A Diverse Viewpoint
How can AEs help association leaders understand the extent to which diversity in the board room will help balance the organization’s services?
John F. Kennedy said, “The wave of the future is not the conquest of the world by a single dogmatic creed, but the liberation of the diverse energies of free nations and free men.”
Better discussions and better decisions occur when people with a variety of viewpoints and life experiences come to the table. That’s why it’s essential that your leadership be diverse. Here are some tips on how to cultivate a leadership that embraces and embodies a variety of perspectives, backgrounds, and expertise.
Diversity recruitment should be part of an ongoing “diversity in leadership development” plan that has buy-in at all levels.
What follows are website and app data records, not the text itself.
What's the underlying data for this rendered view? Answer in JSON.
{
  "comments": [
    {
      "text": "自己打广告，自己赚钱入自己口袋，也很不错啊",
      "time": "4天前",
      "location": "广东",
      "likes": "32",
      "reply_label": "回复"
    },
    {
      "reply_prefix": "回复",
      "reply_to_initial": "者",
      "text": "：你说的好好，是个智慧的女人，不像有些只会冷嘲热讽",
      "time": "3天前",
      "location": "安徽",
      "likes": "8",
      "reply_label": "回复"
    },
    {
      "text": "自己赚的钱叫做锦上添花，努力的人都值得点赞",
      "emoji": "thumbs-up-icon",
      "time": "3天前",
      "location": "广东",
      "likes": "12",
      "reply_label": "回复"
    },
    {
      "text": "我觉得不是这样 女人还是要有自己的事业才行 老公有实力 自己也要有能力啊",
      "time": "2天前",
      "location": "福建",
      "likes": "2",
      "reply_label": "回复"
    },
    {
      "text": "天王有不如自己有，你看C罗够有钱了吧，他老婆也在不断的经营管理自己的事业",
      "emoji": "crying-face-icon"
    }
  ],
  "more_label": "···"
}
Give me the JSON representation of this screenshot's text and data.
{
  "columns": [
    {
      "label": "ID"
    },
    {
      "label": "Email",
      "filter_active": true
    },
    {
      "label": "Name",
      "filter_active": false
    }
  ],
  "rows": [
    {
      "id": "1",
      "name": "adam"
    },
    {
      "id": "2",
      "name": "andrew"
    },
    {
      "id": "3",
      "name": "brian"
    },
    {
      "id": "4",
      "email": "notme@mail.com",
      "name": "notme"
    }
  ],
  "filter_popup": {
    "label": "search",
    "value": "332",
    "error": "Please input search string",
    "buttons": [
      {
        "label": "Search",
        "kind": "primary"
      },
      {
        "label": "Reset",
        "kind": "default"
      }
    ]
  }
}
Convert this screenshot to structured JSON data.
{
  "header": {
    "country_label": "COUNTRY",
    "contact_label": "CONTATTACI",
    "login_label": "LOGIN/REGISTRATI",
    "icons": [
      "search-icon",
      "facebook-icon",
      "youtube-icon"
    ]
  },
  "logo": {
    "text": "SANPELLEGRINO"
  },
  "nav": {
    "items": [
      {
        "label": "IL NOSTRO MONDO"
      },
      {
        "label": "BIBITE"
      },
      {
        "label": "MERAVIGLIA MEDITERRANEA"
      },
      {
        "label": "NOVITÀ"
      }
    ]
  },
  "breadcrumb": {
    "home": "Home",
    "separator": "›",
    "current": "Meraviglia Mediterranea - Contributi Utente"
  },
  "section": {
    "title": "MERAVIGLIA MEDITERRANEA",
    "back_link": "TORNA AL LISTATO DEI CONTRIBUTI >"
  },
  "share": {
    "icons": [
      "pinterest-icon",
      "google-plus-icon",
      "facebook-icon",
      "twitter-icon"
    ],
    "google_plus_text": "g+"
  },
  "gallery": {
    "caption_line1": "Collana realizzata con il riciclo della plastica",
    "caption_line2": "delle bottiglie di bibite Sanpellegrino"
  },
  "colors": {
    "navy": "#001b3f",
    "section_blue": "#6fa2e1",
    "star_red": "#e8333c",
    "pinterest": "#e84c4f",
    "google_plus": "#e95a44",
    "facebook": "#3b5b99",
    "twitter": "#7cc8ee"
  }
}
Help your current leaders understand the extent to which diversity in the board room will help the organization realize its inclusive vision. As Pat Vredevoogd Combs, 2007 NAR president, understands, this requires much more than simple word-of-mouth recruiting. It requires strategic planning, hard work, and the ability to seek out people who don’t just look different, but think and act differently. “NAR is working diligently to increase diversity within our own ranks,” Vredevoogd-Combs explains. “We need leaders from all walks of life, all business models, all backgrounds, ages, and experiences. In 2007 we will continue our campaign to get more diverse members interested in leadership.”
So how do you increase leadership diversity? First, figure out which areas of expertise you still need. For instance, you might be looking for someone who has an understanding of the unique housing needs of the Vietnamese community. In that case, seek out a member who has strong leadership or communication skills and who is active in the Vietnamese community.
“First and foremost, we look for people with talent to move up in the organization,” says Victor Raymos, 2006 president of the Realtor® Association of New Mexico. “Diversity is secondary.”
Sometimes talent is natural and sometimes it is raw. When the latter’s the case, cultivating involvement is key. “We looked for people who are already vocal but not necessarily comfortable enough with their skills in other areas or organizational life, like public speaking or parliamentary procedure,” says Edwin Resuello, 2006 president of the Santa Clara County Association of Realtors® in California. “We set up a Toastmasters group, and this helped to produce a new talent pool of people who wanted to be involved in the community and learned how to present themselves,” Resuello says. (Toastmasters International promotes communication and leadership skills through local member clubs.)
The recruitment is just one phase of the process, though. Actually getting your new leaders to stay is the big challenge. “A huge part of the process is mentoring,” says JoAnne Poole, immediate past president and the first African-American president of the Maryland Association of Realtors®. “You need to help people through the stages of leadership and make them feel comfortable taking an active role in the association.” This may take some extra time and care on the part of the association executive. Keep in mind that it’s intimidating to find yourself among people who have known one another for a long time. Find ways to invite and welcome these new leaders into the fold. Another consideration is the cultural changes your organization will undergo as you incorporate diversity into your leadership. For instance, Baby Boomers communicate differently than Gen Xers, and associations may need to vary the way they conduct their communications. For instance, meetings may need to switch from parliamentary procedures to a more conversational tone. Also, communicating by phone might become secondary to other electronic forms of communication, such as e-mail, instant messaging, or texting, that younger generations may prefer. Just remember to be considerate and flexible.
Incorporating diversity into association membership and leadership is a long-term process. It requires insight, planning, creativity, and someone with a passion to bring the pieces together to make it work. Although it is a lot of work, witnessing the careful linking of people’s hearts and minds in ways that will benefit the organization as a whole for years to come makes it well worth the effort.
Diversity Tools for Success
In addition to recruiting members who better reflect your community, another way associations can weave diversity into the organizational paradigm is by providing specific tools and programs that make organizations or businesses more successful. NAR has a variety of tools that can help you and your members get off to the right start when planning for diversity within an association or business. From the Diversity Toolkit, which provides time-tested ideas and case studies to increase diversity within associations; to the new “Developing Diversity in Leadership” manual (addendum to the toolkit); to a number of educational offerings, new and traditional. For more information, visit REALTOR.org/diversity.
14 ways to build leadership diversity
1. Understand why you need diversity
2. Build diversity into your strategic plan
3. Develop clear goals for a long-term action plan
4. Create a committee to implement your diversity program
5. Know your existing and required resources
6. Know your community’s demographics
7. Improve outreach and recruitment
8. Encourage immediate, broader minority member participation
9. Invest in training your diverse leaders
10. Survey often and ask for feedback from new members
11. Develop strategic partnerships with local minority and community organizations
12. Encourage diversity and fair-housing training
13. Provide opportunities for social interaction
14. Measure your progress
Find more information and specific case studies in NAR’s Diversity
Toolkit for Realtor® Associations at REALTOR.org/diversity. Order hardcopies by calling 800/874-6500, ext. 1278.